***** Given data *****
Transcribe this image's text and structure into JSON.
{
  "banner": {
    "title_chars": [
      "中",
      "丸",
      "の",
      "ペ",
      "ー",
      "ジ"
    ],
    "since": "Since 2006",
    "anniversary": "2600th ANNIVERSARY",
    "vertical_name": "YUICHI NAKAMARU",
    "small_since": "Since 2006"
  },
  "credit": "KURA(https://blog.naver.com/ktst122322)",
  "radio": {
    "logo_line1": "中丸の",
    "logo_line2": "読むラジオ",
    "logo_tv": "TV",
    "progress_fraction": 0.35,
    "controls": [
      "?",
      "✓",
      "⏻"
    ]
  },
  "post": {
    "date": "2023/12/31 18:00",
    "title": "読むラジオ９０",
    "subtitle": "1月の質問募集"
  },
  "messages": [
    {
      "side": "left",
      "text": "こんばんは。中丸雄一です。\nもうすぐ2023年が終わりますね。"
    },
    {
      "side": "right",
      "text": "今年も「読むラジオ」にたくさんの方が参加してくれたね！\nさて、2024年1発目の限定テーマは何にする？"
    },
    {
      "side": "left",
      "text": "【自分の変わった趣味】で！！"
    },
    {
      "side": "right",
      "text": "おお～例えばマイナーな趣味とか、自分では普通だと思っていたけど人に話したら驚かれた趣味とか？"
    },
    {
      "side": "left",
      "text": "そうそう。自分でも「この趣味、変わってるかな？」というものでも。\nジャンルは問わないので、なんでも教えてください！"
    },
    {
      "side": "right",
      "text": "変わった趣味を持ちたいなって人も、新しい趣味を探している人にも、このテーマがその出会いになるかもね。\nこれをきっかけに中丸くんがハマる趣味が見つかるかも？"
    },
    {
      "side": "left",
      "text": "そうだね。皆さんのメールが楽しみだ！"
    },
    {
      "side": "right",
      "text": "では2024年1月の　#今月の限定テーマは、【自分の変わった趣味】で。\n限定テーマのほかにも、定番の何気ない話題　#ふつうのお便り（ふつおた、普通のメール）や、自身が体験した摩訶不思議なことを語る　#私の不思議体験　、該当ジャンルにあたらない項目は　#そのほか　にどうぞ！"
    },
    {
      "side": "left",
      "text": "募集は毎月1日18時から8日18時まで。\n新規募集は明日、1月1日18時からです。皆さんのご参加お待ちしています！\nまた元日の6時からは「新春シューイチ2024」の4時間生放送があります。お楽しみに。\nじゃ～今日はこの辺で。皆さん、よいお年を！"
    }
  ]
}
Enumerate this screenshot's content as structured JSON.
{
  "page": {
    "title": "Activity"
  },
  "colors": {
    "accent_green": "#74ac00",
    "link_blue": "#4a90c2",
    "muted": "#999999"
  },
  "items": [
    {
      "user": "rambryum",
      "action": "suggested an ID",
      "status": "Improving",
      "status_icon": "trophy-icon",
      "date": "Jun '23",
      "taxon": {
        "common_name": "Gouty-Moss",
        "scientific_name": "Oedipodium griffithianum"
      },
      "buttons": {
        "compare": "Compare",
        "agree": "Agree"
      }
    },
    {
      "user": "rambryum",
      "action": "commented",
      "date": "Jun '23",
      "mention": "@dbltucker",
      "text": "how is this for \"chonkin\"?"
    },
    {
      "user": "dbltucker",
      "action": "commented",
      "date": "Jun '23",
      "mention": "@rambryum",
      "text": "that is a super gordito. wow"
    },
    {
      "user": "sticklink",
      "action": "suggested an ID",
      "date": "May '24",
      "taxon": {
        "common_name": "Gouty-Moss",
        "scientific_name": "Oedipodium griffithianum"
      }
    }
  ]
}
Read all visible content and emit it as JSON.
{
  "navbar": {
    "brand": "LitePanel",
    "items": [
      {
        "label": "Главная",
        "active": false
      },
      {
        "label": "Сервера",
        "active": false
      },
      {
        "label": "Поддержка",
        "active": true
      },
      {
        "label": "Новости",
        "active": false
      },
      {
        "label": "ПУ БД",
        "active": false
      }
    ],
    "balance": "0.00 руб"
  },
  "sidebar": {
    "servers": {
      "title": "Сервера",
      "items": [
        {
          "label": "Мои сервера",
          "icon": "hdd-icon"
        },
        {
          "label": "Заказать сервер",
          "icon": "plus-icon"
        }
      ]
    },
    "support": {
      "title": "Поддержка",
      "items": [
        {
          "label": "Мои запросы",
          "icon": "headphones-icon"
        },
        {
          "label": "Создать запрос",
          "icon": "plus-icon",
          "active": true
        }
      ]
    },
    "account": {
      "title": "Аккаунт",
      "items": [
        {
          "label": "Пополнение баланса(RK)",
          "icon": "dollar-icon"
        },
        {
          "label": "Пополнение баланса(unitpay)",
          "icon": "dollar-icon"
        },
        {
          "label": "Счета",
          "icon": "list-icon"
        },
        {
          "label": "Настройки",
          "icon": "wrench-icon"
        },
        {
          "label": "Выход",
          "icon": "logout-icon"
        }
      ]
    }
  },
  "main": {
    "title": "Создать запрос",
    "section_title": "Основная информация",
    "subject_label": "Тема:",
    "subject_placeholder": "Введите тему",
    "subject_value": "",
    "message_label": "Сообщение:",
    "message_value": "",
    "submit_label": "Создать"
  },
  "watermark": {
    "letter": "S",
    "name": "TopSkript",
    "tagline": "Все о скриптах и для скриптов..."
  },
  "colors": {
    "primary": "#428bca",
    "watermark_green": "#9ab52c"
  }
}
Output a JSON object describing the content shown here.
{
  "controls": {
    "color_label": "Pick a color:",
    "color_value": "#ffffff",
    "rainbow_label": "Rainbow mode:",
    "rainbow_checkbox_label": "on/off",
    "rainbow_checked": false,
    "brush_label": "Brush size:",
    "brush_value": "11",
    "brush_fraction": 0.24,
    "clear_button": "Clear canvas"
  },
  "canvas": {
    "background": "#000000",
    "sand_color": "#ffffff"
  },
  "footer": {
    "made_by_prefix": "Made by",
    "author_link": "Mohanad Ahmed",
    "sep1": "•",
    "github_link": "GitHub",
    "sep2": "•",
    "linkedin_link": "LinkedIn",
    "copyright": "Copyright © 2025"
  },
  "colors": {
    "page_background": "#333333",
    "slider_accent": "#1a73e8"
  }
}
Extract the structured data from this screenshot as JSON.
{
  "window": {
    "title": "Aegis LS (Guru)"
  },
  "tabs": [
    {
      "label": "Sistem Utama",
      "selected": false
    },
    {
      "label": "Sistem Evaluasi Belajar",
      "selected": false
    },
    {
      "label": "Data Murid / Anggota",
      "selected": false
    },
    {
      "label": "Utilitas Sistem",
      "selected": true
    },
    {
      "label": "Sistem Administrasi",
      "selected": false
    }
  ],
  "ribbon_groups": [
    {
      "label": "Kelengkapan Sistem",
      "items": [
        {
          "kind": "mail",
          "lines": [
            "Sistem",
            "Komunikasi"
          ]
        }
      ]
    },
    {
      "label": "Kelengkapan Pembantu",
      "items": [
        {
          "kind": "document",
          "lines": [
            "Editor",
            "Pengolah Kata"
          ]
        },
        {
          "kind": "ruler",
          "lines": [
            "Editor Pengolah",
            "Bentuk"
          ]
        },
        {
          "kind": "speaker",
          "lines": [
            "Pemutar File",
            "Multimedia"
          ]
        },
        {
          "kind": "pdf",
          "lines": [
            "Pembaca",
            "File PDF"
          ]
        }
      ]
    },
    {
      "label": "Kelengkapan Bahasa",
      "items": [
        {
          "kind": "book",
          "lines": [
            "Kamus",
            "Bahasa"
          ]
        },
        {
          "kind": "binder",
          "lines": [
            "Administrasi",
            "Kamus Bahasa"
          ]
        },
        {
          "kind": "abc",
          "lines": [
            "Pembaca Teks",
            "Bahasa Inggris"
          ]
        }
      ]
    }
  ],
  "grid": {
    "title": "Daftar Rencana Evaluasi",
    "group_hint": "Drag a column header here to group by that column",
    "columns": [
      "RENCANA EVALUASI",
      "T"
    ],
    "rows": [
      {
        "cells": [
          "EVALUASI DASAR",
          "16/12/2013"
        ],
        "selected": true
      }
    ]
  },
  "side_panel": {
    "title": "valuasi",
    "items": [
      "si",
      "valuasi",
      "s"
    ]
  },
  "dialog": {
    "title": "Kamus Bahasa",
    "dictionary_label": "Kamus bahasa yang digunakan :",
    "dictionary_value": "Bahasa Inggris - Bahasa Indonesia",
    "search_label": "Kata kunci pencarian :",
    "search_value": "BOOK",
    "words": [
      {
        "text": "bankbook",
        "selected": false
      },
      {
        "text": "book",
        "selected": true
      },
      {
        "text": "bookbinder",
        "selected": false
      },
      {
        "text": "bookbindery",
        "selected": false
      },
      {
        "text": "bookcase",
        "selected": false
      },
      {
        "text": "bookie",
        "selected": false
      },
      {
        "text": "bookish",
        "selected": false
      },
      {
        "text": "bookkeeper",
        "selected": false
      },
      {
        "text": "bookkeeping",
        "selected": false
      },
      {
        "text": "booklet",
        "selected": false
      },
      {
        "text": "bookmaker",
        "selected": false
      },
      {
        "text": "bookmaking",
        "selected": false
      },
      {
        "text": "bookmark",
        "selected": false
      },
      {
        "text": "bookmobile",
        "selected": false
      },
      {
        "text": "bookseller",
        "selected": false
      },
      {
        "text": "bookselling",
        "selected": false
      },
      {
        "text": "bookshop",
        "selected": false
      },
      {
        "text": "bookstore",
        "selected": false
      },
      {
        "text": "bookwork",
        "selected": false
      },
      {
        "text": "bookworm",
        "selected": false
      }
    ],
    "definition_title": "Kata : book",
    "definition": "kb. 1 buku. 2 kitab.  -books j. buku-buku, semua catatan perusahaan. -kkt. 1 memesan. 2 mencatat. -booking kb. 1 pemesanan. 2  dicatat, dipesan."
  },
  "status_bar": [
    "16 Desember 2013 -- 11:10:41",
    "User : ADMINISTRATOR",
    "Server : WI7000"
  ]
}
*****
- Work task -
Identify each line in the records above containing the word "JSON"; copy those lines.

- Result of the task -
Transcribe this image's text and structure into JSON.
Enumerate this screenshot's content as structured JSON.
Read all visible content and emit it as JSON.
Output a JSON object describing the content shown here.
Extract the structured data from this screenshot as JSON.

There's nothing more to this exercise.